> [REQUIRED WORK]
Answer with a single number, the count of lines in the material below that contain the word "value".

> [MATERIAL SHOWN]
Content starts
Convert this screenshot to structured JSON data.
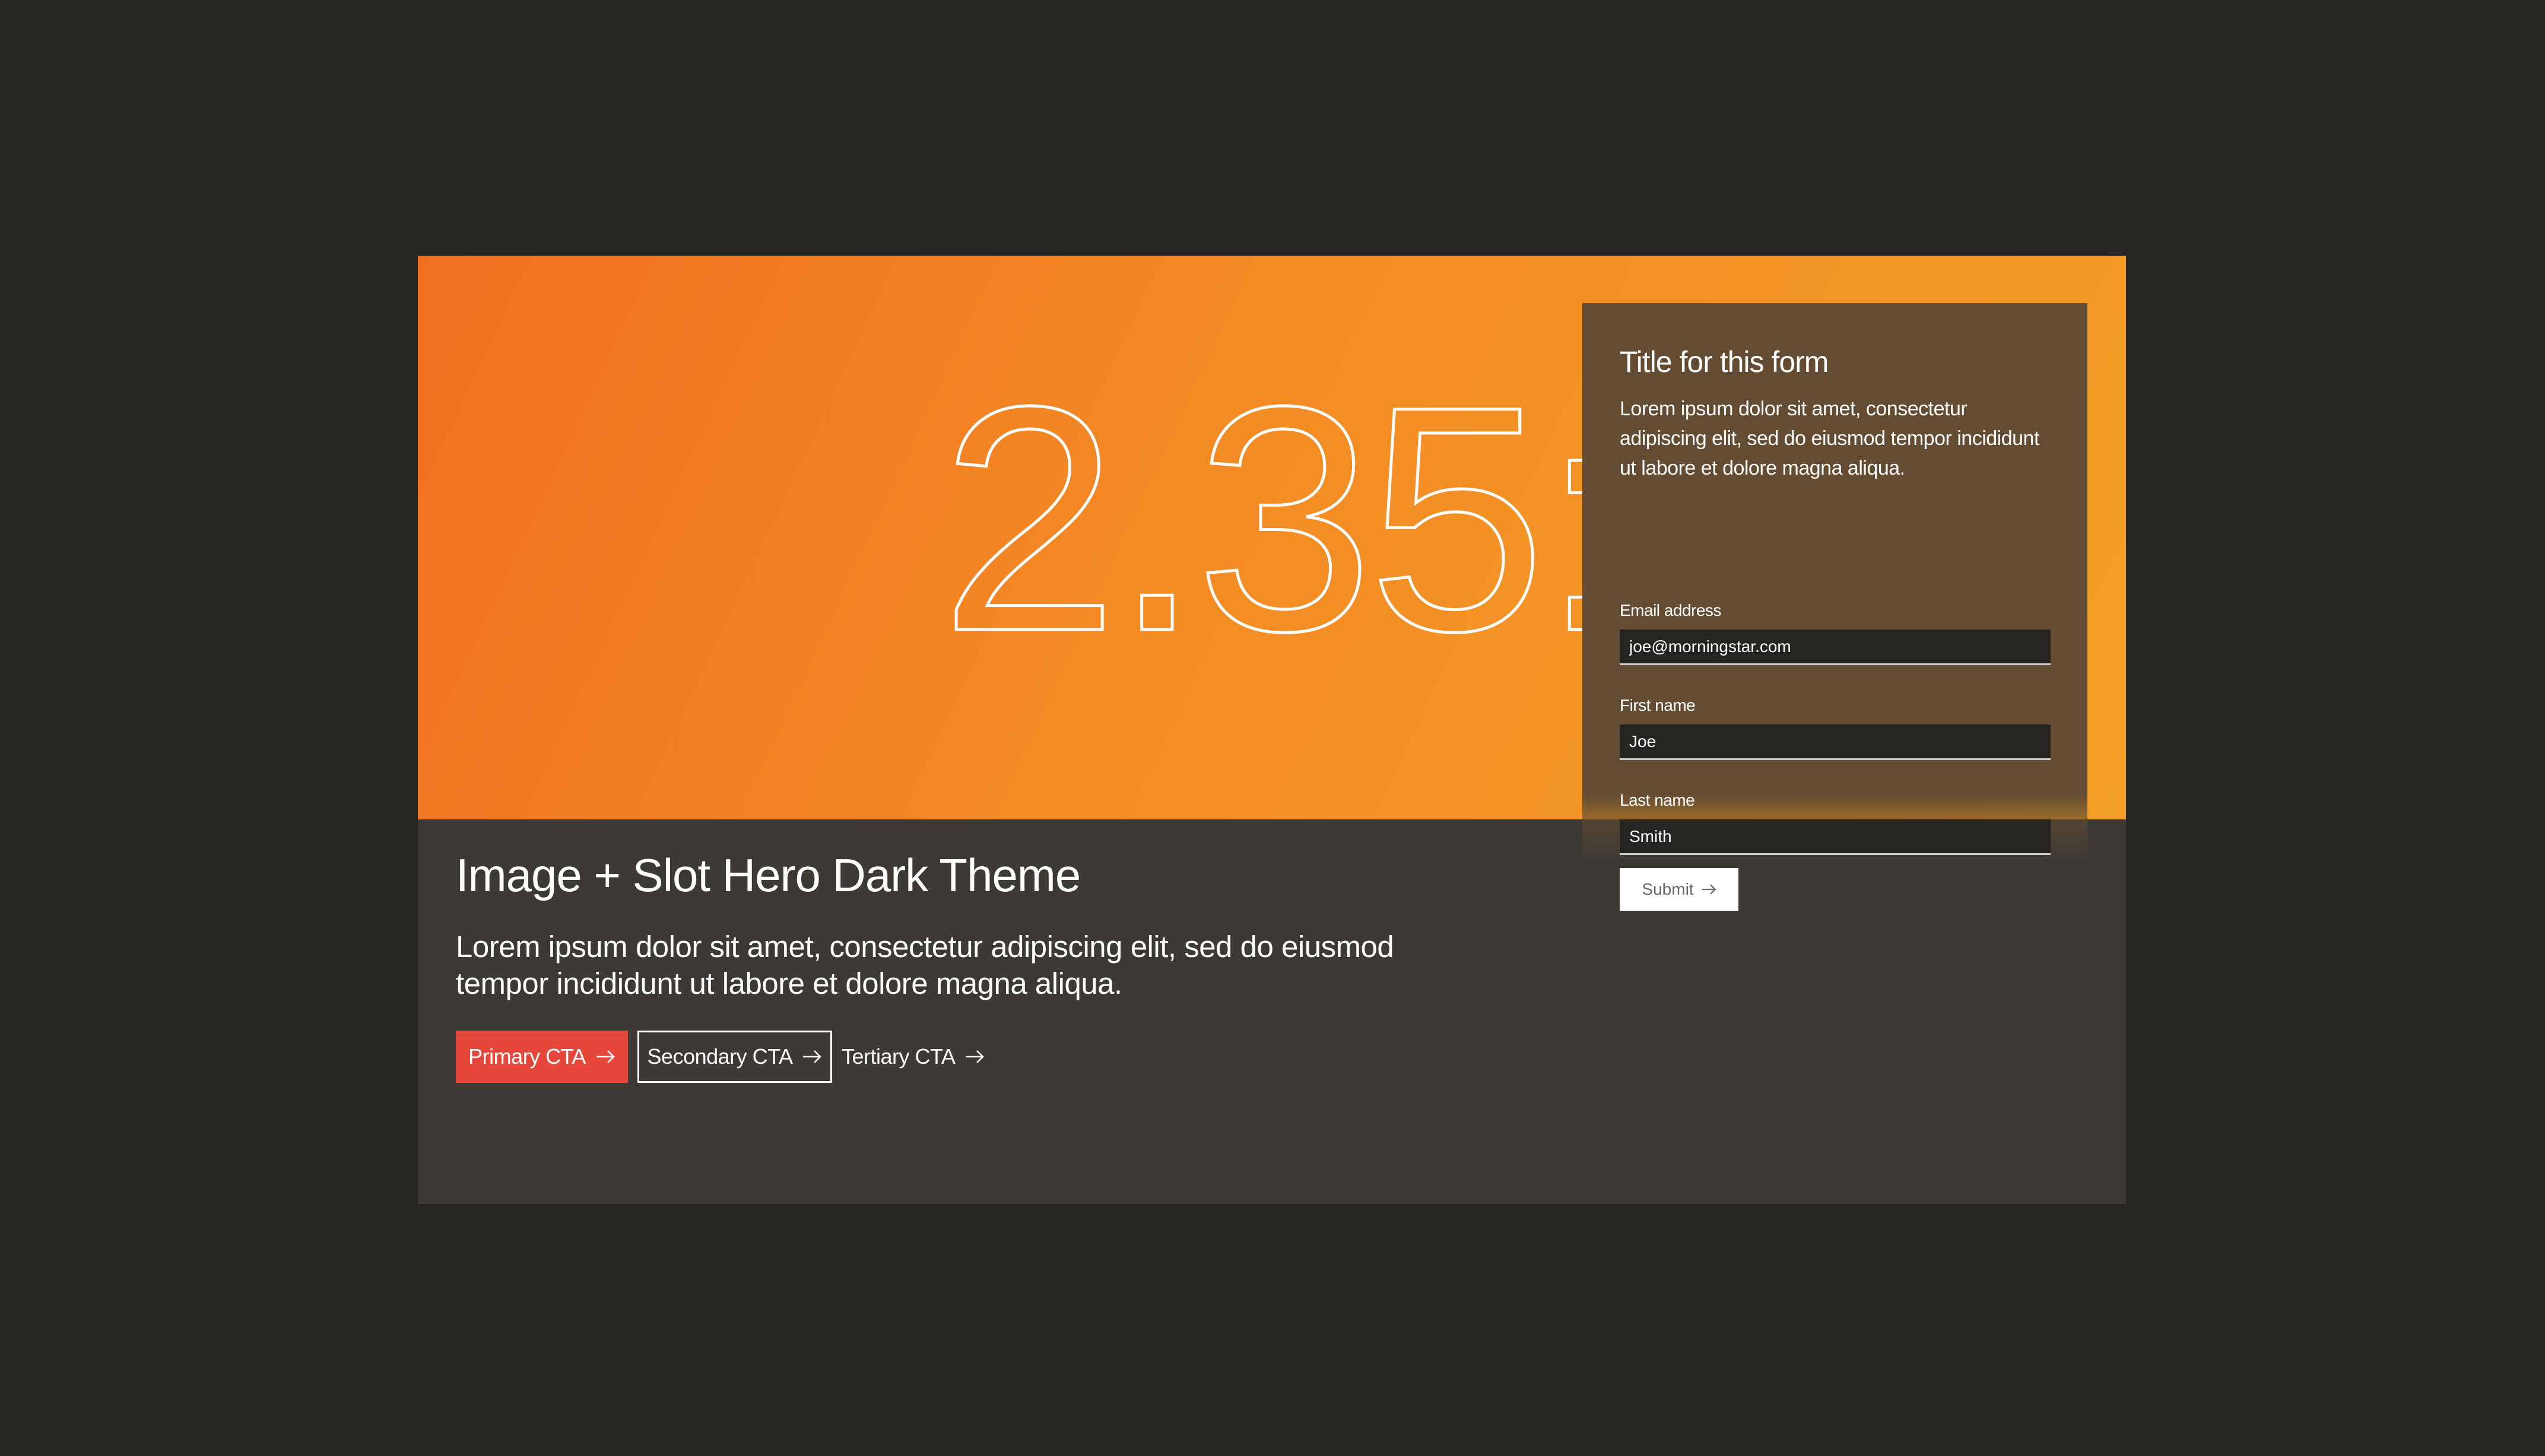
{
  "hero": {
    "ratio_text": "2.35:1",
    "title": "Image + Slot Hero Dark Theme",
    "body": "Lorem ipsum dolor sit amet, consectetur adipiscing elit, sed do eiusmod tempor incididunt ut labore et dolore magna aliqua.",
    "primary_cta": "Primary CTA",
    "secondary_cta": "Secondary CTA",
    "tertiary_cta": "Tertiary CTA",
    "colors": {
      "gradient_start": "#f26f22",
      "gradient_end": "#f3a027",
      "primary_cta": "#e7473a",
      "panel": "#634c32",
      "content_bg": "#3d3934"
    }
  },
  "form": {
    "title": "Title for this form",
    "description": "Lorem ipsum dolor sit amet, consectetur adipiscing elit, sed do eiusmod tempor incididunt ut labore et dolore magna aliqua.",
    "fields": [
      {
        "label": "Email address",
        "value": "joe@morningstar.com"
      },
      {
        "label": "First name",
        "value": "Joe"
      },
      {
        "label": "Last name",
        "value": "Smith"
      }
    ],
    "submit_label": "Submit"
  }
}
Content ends
> [SOLUTION]
3